To save content items to your account,
please confirm that you agree to abide by our usage policies.
If this is the first time you use this feature, you will be asked to authorise Cambridge Core to connect with your account.
Find out more about saving content to .
To save content items to your Kindle, first ensure firstname.lastname@example.org
is added to your Approved Personal Document E-mail List under your Personal Document Settings
on the Manage Your Content and Devices page of your Amazon account. Then enter the ‘name’ part
of your Kindle email address below.
Find out more about saving to your Kindle.
Note you can select to save to either the @free.kindle.com or @kindle.com variations.
‘@free.kindle.com’ emails are free but can only be saved to your device when it is connected to wi-fi.
‘@kindle.com’ emails can be delivered even when you are not connected to wi-fi, but note that service fees apply.
This chapter examines the research evidence concerning four principles of multimedia design that are based on social cues: the personalization, voice, image, and embodiment principles. The personalization principle is that people learn more deeply when the words in a multimedia presentation are in conversational style rather than formal style. The voice principle is that people learn more deeply when the words in a multimedia message are spoken in a human voice rather than in a machine voice. The image principle is that people do not necessarily learn more deeply from a multimedia presentation when the speaker's image is on the screen rather than not on the screen. The embodiment principle is that people learn more deeply when on-screen agents display human like gesturing, movement, eye contact, and facial expressions.

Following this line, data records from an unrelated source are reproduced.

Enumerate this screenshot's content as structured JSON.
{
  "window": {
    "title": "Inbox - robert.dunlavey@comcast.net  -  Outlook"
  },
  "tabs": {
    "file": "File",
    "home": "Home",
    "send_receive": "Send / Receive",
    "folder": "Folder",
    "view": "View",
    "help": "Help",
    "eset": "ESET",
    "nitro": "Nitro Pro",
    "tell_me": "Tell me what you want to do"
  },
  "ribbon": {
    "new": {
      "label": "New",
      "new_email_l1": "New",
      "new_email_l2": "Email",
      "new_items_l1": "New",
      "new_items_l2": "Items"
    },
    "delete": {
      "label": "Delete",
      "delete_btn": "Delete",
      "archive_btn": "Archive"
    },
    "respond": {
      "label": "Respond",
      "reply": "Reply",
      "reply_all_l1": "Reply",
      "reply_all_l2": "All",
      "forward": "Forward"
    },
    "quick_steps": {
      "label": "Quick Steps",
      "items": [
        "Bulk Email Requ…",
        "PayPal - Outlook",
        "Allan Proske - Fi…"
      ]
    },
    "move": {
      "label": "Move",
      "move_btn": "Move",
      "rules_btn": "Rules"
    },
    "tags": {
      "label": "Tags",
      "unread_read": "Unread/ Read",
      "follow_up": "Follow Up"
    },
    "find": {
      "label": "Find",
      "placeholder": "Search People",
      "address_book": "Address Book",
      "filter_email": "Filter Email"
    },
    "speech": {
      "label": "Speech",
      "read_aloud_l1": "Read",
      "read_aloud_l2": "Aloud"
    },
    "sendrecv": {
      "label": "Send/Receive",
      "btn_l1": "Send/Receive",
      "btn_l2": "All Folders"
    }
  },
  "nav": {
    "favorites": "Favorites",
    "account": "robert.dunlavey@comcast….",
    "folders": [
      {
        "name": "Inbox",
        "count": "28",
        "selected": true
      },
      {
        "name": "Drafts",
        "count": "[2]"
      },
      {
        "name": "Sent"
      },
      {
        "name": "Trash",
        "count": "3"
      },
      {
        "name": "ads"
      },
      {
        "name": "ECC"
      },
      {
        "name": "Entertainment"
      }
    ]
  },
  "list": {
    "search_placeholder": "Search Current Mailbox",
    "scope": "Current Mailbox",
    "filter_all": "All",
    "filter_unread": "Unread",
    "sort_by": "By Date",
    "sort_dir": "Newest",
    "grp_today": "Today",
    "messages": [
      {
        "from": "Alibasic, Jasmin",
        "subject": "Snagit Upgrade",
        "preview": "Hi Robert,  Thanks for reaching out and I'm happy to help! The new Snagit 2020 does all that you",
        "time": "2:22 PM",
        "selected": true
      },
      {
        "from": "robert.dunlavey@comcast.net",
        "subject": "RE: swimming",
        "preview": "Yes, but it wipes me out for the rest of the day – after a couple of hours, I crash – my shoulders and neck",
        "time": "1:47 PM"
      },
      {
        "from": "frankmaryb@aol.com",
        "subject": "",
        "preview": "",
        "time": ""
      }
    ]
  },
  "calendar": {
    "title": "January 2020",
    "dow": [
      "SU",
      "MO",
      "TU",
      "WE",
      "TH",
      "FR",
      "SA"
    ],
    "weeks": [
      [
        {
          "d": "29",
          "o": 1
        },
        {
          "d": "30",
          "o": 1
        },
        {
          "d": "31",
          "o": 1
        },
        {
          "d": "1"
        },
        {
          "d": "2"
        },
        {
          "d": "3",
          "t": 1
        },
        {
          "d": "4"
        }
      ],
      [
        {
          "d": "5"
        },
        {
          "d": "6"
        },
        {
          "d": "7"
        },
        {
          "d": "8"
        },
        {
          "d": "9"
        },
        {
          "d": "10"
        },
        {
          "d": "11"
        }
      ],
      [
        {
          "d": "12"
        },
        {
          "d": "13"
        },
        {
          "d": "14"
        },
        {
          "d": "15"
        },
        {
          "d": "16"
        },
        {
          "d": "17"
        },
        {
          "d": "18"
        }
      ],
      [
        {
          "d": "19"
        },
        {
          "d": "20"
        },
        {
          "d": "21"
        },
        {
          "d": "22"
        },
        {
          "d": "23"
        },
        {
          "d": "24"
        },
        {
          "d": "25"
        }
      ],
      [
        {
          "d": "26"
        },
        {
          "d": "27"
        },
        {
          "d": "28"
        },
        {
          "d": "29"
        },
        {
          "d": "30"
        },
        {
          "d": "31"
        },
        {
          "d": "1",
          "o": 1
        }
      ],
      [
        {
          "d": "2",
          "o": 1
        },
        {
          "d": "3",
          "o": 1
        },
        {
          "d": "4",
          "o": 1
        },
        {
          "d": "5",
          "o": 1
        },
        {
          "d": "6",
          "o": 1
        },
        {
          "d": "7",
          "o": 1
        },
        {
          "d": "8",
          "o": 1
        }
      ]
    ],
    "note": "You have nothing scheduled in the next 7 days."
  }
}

The research reviewed in the chapter shows that instructional designers should be sensitive to social considerations as well as cognitive considerations.
Email your librarian or administrator to recommend adding this to your organisation's collection.